And then this next process of rapidly screening these patients to meet the inclusion exclusion criteria can be quite challenging, because not all data is available in digital format. Especially if you go outside of the United States, the electronic medical records are not either available or not standardized. Even in the US, there is like anywhere from 50 to 200 electronic medical record systems now. And although majority of large hospital systems might be on Epic, and Cerner, and platforms like that, there is a large number of tertiary care centers, which may have different types of electronic medical record systems and so on. So, even beyond medical records, lab reports, insurance claims data, and other prescription drug information and other types of data may all be necessary to accurately match a particular patient to a particular clinical trial. With protocols being increasingly complex, we may need even genetic sequencing data and follicular signatures, additional complex laboratory data to really confirm a patient is actually eligible or not. And so there is a large number of screening failures during this process and that adds to the patient recruitment burden.
And so, what we have seen work is a platform approach, which can connect the dots and which can streamline and even automate a lot of the manual processes. And ultimately, when a patient has to choose whether to enroll or not in a clinical trial, they also consider the burden of the protocol throughout the clinical trial process, not just before enrollment and screening, but also post-enrollment. How many times do I have to visit a site? Is it close to where I live? Or do I have to travel to another out of state, on a plane? How frequently? And is travel reimbursed or not? And parking, availability and so on and so forth. So, depending on how painful the patient already is with the existing medical conditions, the additional burden of this travel and logistics can be significant. And on top of that, if they need to bring a family member along with them because they need their assistance as a caregiver, that bit makes it even more harder to make sure the caregiver is willing to take time off from their work and travel with the patient to the site.
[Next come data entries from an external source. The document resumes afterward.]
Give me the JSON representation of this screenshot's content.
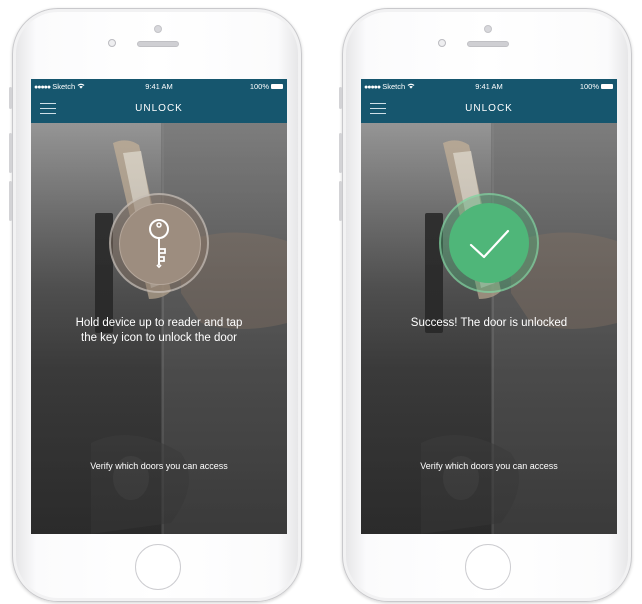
{
  "screens": [
    {
      "status": {
        "carrier": "Sketch",
        "time": "9:41 AM",
        "battery": "100%"
      },
      "nav": {
        "title": "UNLOCK"
      },
      "action_icon": "key-icon",
      "message_line1": "Hold device up to reader and tap",
      "message_line2": "the key icon to unlock the door",
      "link": "Verify which doors you can access"
    },
    {
      "status": {
        "carrier": "Sketch",
        "time": "9:41 AM",
        "battery": "100%"
      },
      "nav": {
        "title": "UNLOCK"
      },
      "action_icon": "checkmark-icon",
      "message_line1": "Success! The door is unlocked",
      "link": "Verify which doors you can access"
    }
  ],
  "colors": {
    "nav_bar": "#16566e",
    "success_green": "#4fb679",
    "key_circle": "#9d8d7f"
  }
}
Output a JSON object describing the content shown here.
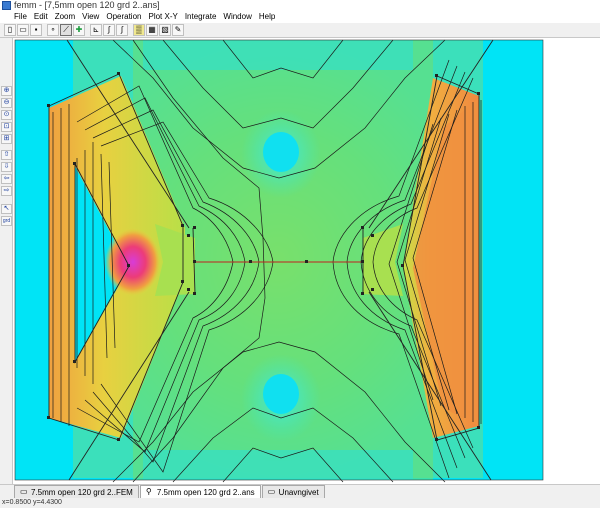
{
  "window": {
    "title": "femm - [7,5mm open 120 grd 2..ans]"
  },
  "menu": [
    "File",
    "Edit",
    "Zoom",
    "View",
    "Operation",
    "Plot X-Y",
    "Integrate",
    "Window",
    "Help"
  ],
  "toolbar": {
    "buttons": [
      {
        "name": "new-file-icon",
        "glyph": "▯"
      },
      {
        "name": "open-file-icon",
        "glyph": "▭"
      },
      {
        "name": "save-icon",
        "glyph": "▪"
      },
      {
        "name": "point-mode-icon",
        "glyph": "∘"
      },
      {
        "name": "contour-mode-icon",
        "glyph": "⟋"
      },
      {
        "name": "area-mode-icon",
        "glyph": "✚"
      },
      {
        "name": "plot-xy-icon",
        "glyph": "⊾"
      },
      {
        "name": "line-integral-icon",
        "glyph": "∫"
      },
      {
        "name": "block-integral-icon",
        "glyph": "∫"
      },
      {
        "name": "show-density-icon",
        "glyph": "▒"
      },
      {
        "name": "show-grid-icon",
        "glyph": "▦"
      },
      {
        "name": "mesh-icon",
        "glyph": "▧"
      },
      {
        "name": "tools-icon",
        "glyph": "✎"
      }
    ]
  },
  "left_toolbar": [
    {
      "name": "zoom-in-icon",
      "glyph": "⊕"
    },
    {
      "name": "zoom-out-icon",
      "glyph": "⊖"
    },
    {
      "name": "zoom-natural-icon",
      "glyph": "⊙"
    },
    {
      "name": "zoom-window-icon",
      "glyph": "⊡"
    },
    {
      "name": "zoom-all-icon",
      "glyph": "⊞"
    },
    {
      "name": "pan-up-icon",
      "glyph": "⇧"
    },
    {
      "name": "pan-down-icon",
      "glyph": "⇩"
    },
    {
      "name": "pan-left-icon",
      "glyph": "⇦"
    },
    {
      "name": "pan-right-icon",
      "glyph": "⇨"
    },
    {
      "name": "pointer-icon",
      "glyph": "↖"
    },
    {
      "name": "grid-size-icon",
      "glyph": "grd"
    }
  ],
  "tabs": [
    {
      "label": "7.5mm open 120 grd 2..FEM",
      "icon": "document-icon",
      "glyph": "▭",
      "active": false
    },
    {
      "label": "7.5mm open 120 grd 2..ans",
      "icon": "solution-icon",
      "glyph": "⚲",
      "active": true
    },
    {
      "label": "Unavngivet",
      "icon": "document-icon",
      "glyph": "▭",
      "active": false
    }
  ],
  "status": {
    "text": "x=0.8500 y=4.4300"
  },
  "colors": {
    "background_cyan": "#00e4f6",
    "field_low": "#3ee0b8",
    "field_mid": "#7ee05a",
    "field_high": "#d8e040",
    "field_peak_orange": "#f0a040",
    "field_peak_red": "#ec3c78",
    "field_peak_magenta": "#d83cd8"
  }
}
So, that's why patient recruitment remains a huge and the biggest barrier and problem in clinical trials, operation wise and logistics wise. And not just recruitment, but also retention, which means it takes more than just platform technology, which is human-centric, and which can address all these barriers and bring the logistics of 30 different logins into a single login so both patients, investigator site, sponsor CROs, all stakeholders can collaborate on a single login. That can make a big difference to clinical trial, operations wise, and minimize the burden on all stakeholders involved. But that's not enough, you know. It takes staff training. People, process and technology, right. So, humans and technology, a platform with minimal logins and maximum automation, minimal manual repetitive tasks—all those are critical, but also needs to fit into the workflows of various actors that have to collaborate in a clinical trial.